|The service desk deals with service requests (asking for an upgraded graphics card), self-service blogs (how to restart the router on your own), and lastly, communicating with the end-users through calls, text messages, email, etc.
|Help desks were introduced as an accessory to the already existing IT operations
|Service desks are a core component of the service lifecycle – an ecosystem focused on providing information technology primarily as a service
|Traditionally, help desks have a narrow focus
|Service desks manage all the IT functions of an organization while keeping the business efficiency on the track
In simpler words, service desks bring more on the plate than help desks. Covering both the needs of external and internal users. However, these definitions aren’t rigid.
Companies refer to their support center however they want. A certain company’s help desk can be called a service desk in another, despite having the same functions. It depends on how you’re looking at it.
In this competitive age, a business must understand which support system it’ll use. To get optimum results, companies should analyze their IT support needs and craft their support system to suit the business environment.
When choosing the support system for your business, remember:
- Don’t get carried away with the fancy and advanced management system tools. Often the advanced outputs overwhelm the users and complicate the situation more than necessary
- A help desk is usually enough to satisfy small businesses’ tactical demands and fix the issues needing immediate attention. First, prioritize your most essential needs. It’ll help you develop an effective help desk system that facilitates business growth.
Then, you’ll have enough money to invest in other areas of your business, with an eye toward future expansion.
- If a company is heavily dependent on its IT operations and infrastructure, it’s essential to have a comprehensive support system like a service desk. The service desks are incorporated with other ITSM procedures, enabling the control of overall business operations
- ITIL and ITSM offer you the basic knowledge to customize your support system according to your business. In the end, the only criteria should be – is the system fulfilling your every little need?

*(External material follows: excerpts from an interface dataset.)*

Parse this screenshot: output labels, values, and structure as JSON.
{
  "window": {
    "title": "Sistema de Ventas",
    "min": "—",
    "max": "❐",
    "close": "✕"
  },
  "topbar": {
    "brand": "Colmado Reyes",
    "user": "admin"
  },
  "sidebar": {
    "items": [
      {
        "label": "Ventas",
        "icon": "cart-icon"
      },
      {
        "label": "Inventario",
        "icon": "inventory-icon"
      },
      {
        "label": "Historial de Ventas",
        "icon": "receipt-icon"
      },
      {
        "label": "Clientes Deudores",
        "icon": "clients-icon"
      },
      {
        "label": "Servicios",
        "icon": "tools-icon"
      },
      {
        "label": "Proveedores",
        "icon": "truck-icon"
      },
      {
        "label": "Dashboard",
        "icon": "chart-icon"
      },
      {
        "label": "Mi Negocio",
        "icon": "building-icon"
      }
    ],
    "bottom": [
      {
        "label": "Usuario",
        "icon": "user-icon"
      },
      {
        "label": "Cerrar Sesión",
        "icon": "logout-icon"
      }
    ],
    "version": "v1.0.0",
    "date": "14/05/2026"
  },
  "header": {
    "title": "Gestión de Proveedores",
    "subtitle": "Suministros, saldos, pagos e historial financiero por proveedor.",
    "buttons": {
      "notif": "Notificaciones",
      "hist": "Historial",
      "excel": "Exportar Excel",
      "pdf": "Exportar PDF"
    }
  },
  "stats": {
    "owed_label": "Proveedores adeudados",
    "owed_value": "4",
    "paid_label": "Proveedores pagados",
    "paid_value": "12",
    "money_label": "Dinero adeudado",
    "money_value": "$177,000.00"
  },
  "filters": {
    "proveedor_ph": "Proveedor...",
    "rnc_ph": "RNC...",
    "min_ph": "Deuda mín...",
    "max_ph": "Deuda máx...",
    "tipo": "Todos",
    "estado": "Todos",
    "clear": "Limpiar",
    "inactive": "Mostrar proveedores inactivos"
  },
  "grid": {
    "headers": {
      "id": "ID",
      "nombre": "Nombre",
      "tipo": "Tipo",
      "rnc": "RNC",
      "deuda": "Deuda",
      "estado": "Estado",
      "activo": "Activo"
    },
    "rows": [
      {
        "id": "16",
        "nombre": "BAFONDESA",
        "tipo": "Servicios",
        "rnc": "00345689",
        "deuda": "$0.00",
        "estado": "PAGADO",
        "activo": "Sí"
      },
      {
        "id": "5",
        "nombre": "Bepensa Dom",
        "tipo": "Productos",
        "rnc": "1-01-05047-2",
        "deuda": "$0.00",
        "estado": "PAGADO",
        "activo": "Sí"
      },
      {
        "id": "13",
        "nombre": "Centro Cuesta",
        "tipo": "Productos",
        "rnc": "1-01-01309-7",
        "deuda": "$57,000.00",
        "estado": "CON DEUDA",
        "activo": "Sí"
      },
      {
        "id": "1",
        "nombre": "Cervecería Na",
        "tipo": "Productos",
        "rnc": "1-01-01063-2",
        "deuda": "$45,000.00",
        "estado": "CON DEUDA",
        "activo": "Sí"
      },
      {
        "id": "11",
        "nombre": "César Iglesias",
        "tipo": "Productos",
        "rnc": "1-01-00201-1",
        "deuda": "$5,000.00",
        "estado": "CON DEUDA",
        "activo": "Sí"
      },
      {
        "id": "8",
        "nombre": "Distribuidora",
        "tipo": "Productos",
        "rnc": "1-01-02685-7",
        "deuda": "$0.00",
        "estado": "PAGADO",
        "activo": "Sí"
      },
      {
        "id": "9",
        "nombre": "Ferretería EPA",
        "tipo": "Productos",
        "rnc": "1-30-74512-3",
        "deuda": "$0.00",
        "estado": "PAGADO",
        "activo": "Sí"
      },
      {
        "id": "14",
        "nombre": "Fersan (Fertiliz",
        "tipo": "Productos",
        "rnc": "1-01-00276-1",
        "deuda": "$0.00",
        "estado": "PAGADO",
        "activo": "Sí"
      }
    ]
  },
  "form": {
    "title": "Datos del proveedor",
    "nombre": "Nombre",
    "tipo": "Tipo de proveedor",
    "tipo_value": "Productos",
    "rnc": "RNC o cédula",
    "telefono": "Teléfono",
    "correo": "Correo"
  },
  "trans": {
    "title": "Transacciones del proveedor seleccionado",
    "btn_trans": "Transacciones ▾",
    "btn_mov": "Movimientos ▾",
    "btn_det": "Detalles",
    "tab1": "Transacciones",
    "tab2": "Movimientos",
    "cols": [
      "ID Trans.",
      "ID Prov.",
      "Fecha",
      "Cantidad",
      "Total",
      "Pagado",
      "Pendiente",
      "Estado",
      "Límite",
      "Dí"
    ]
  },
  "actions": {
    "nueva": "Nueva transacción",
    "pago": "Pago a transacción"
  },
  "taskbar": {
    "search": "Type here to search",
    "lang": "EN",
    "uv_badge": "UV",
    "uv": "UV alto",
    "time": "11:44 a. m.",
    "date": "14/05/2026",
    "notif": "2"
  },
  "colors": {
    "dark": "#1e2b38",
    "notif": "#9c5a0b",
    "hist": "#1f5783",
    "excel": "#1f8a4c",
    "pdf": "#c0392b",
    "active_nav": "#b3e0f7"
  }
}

If you need help with your Service Desk selection – Virteva helps our customers serve their internal and external end-users through our comprehensive services platform.
We offer more than just IT help through our 24/7 Service Desk.
Our analysts are knowledgeable about technology and customer service. ServiceNow is our tool of choice to drive continuous improvement, help our customers reduce costs over time, make a tangible business impact, and provide value to their end-users – all available 24/7, 365 days of the year.